◆ **RECORDS FOR THIS EXERCISE**:
· · · · ·

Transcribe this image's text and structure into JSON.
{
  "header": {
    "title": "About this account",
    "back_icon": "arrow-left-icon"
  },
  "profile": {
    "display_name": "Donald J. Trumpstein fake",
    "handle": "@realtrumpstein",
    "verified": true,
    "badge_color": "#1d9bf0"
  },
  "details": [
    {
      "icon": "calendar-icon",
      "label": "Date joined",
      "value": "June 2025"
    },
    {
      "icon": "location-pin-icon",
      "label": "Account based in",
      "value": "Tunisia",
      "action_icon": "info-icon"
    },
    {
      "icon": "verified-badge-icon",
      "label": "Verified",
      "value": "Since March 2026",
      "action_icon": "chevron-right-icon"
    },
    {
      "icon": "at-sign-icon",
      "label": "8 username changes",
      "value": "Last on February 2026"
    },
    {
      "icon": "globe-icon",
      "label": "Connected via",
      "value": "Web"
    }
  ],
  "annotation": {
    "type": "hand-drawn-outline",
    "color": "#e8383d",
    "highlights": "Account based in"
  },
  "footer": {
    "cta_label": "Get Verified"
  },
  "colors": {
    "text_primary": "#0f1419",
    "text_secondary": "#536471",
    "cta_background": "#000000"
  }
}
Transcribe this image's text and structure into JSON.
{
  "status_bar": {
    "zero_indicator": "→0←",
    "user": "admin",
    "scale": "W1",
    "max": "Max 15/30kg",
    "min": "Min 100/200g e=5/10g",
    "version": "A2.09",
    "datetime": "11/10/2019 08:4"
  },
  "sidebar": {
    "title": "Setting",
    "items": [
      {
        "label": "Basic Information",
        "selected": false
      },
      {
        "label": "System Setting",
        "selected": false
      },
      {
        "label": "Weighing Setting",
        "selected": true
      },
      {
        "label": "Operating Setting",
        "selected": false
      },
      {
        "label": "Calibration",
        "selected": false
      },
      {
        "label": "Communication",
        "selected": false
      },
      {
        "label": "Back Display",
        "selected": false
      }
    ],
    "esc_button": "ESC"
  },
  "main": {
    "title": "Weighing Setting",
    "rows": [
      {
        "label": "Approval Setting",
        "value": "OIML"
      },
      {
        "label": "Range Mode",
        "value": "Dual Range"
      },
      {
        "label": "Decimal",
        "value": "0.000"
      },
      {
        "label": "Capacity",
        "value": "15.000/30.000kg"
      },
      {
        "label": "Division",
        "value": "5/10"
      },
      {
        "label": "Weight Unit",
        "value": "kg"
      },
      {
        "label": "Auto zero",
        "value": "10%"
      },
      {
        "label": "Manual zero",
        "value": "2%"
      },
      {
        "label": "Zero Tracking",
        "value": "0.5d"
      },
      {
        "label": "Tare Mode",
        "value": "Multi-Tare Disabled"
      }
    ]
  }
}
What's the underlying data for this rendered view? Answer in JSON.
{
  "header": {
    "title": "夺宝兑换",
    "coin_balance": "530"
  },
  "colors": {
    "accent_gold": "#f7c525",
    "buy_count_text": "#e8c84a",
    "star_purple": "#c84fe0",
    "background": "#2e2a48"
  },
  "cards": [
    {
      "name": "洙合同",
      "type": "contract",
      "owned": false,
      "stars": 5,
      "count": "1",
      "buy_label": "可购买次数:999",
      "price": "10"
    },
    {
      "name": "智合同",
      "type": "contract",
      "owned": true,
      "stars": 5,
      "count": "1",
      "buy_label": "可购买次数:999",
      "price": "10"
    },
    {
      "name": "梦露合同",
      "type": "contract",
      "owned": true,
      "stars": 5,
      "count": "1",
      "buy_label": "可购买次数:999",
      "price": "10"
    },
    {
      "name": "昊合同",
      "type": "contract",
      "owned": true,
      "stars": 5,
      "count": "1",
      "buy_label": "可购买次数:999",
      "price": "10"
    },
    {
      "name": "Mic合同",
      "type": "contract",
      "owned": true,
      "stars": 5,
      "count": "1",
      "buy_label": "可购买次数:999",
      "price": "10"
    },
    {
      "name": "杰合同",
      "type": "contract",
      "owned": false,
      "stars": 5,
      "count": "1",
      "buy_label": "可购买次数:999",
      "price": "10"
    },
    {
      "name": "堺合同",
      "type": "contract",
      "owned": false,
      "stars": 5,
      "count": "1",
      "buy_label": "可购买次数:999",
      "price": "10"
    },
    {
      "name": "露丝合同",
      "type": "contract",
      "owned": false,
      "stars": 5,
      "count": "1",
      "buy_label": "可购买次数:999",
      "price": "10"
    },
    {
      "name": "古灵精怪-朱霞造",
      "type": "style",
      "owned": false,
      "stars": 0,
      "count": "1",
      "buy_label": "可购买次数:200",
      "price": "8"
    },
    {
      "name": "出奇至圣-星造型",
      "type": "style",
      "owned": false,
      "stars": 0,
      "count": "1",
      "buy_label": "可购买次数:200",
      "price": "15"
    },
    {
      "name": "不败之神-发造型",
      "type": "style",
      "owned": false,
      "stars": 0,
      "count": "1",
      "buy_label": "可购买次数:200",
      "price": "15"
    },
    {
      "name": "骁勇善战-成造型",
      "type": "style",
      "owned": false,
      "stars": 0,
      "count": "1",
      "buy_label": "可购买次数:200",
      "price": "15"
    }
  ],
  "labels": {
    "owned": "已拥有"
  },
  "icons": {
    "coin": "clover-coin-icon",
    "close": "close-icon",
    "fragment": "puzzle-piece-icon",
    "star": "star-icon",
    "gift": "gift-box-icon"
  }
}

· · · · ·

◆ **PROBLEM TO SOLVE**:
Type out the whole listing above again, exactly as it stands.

◆ **SOLUTION TO THIS TASK**:
Transcribe this image's text and structure into JSON.
{
  "header": {
    "title": "About this account",
    "back_icon": "arrow-left-icon"
  },
  "profile": {
    "display_name": "Donald J. Trumpstein fake",
    "handle": "@realtrumpstein",
    "verified": true,
    "badge_color": "#1d9bf0"
  },
  "details": [
    {
      "icon": "calendar-icon",
      "label": "Date joined",
      "value": "June 2025"
    },
    {
      "icon": "location-pin-icon",
      "label": "Account based in",
      "value": "Tunisia",
      "action_icon": "info-icon"
    },
    {
      "icon": "verified-badge-icon",
      "label": "Verified",
      "value": "Since March 2026",
      "action_icon": "chevron-right-icon"
    },
    {
      "icon": "at-sign-icon",
      "label": "8 username changes",
      "value": "Last on February 2026"
    },
    {
      "icon": "globe-icon",
      "label": "Connected via",
      "value": "Web"
    }
  ],
  "annotation": {
    "type": "hand-drawn-outline",
    "color": "#e8383d",
    "highlights": "Account based in"
  },
  "footer": {
    "cta_label": "Get Verified"
  },
  "colors": {
    "text_primary": "#0f1419",
    "text_secondary": "#536471",
    "cta_background": "#000000"
  }
}
Transcribe this image's text and structure into JSON.
{
  "status_bar": {
    "zero_indicator": "→0←",
    "user": "admin",
    "scale": "W1",
    "max": "Max 15/30kg",
    "min": "Min 100/200g e=5/10g",
    "version": "A2.09",
    "datetime": "11/10/2019 08:4"
  },
  "sidebar": {
    "title": "Setting",
    "items": [
      {
        "label": "Basic Information",
        "selected": false
      },
      {
        "label": "System Setting",
        "selected": false
      },
      {
        "label": "Weighing Setting",
        "selected": true
      },
      {
        "label": "Operating Setting",
        "selected": false
      },
      {
        "label": "Calibration",
        "selected": false
      },
      {
        "label": "Communication",
        "selected": false
      },
      {
        "label": "Back Display",
        "selected": false
      }
    ],
    "esc_button": "ESC"
  },
  "main": {
    "title": "Weighing Setting",
    "rows": [
      {
        "label": "Approval Setting",
        "value": "OIML"
      },
      {
        "label": "Range Mode",
        "value": "Dual Range"
      },
      {
        "label": "Decimal",
        "value": "0.000"
      },
      {
        "label": "Capacity",
        "value": "15.000/30.000kg"
      },
      {
        "label": "Division",
        "value": "5/10"
      },
      {
        "label": "Weight Unit",
        "value": "kg"
      },
      {
        "label": "Auto zero",
        "value": "10%"
      },
      {
        "label": "Manual zero",
        "value": "2%"
      },
      {
        "label": "Zero Tracking",
        "value": "0.5d"
      },
      {
        "label": "Tare Mode",
        "value": "Multi-Tare Disabled"
      }
    ]
  }
}
What's the underlying data for this rendered view? Answer in JSON.
{
  "header": {
    "title": "夺宝兑换",
    "coin_balance": "530"
  },
  "colors": {
    "accent_gold": "#f7c525",
    "buy_count_text": "#e8c84a",
    "star_purple": "#c84fe0",
    "background": "#2e2a48"
  },
  "cards": [
    {
      "name": "洙合同",
      "type": "contract",
      "owned": false,
      "stars": 5,
      "count": "1",
      "buy_label": "可购买次数:999",
      "price": "10"
    },
    {
      "name": "智合同",
      "type": "contract",
      "owned": true,
      "stars": 5,
      "count": "1",
      "buy_label": "可购买次数:999",
      "price": "10"
    },
    {
      "name": "梦露合同",
      "type": "contract",
      "owned": true,
      "stars": 5,
      "count": "1",
      "buy_label": "可购买次数:999",
      "price": "10"
    },
    {
      "name": "昊合同",
      "type": "contract",
      "owned": true,
      "stars": 5,
      "count": "1",
      "buy_label": "可购买次数:999",
      "price": "10"
    },
    {
      "name": "Mic合同",
      "type": "contract",
      "owned": true,
      "stars": 5,
      "count": "1",
      "buy_label": "可购买次数:999",
      "price": "10"
    },
    {
      "name": "杰合同",
      "type": "contract",
      "owned": false,
      "stars": 5,
      "count": "1",
      "buy_label": "可购买次数:999",
      "price": "10"
    },
    {
      "name": "堺合同",
      "type": "contract",
      "owned": false,
      "stars": 5,
      "count": "1",
      "buy_label": "可购买次数:999",
      "price": "10"
    },
    {
      "name": "露丝合同",
      "type": "contract",
      "owned": false,
      "stars": 5,
      "count": "1",
      "buy_label": "可购买次数:999",
      "price": "10"
    },
    {
      "name": "古灵精怪-朱霞造",
      "type": "style",
      "owned": false,
      "stars": 0,
      "count": "1",
      "buy_label": "可购买次数:200",
      "price": "8"
    },
    {
      "name": "出奇至圣-星造型",
      "type": "style",
      "owned": false,
      "stars": 0,
      "count": "1",
      "buy_label": "可购买次数:200",
      "price": "15"
    },
    {
      "name": "不败之神-发造型",
      "type": "style",
      "owned": false,
      "stars": 0,
      "count": "1",
      "buy_label": "可购买次数:200",
      "price": "15"
    },
    {
      "name": "骁勇善战-成造型",
      "type": "style",
      "owned": false,
      "stars": 0,
      "count": "1",
      "buy_label": "可购买次数:200",
      "price": "15"
    }
  ],
  "labels": {
    "owned": "已拥有"
  },
  "icons": {
    "coin": "clover-coin-icon",
    "close": "close-icon",
    "fragment": "puzzle-piece-icon",
    "star": "star-icon",
    "gift": "gift-box-icon"
  }
}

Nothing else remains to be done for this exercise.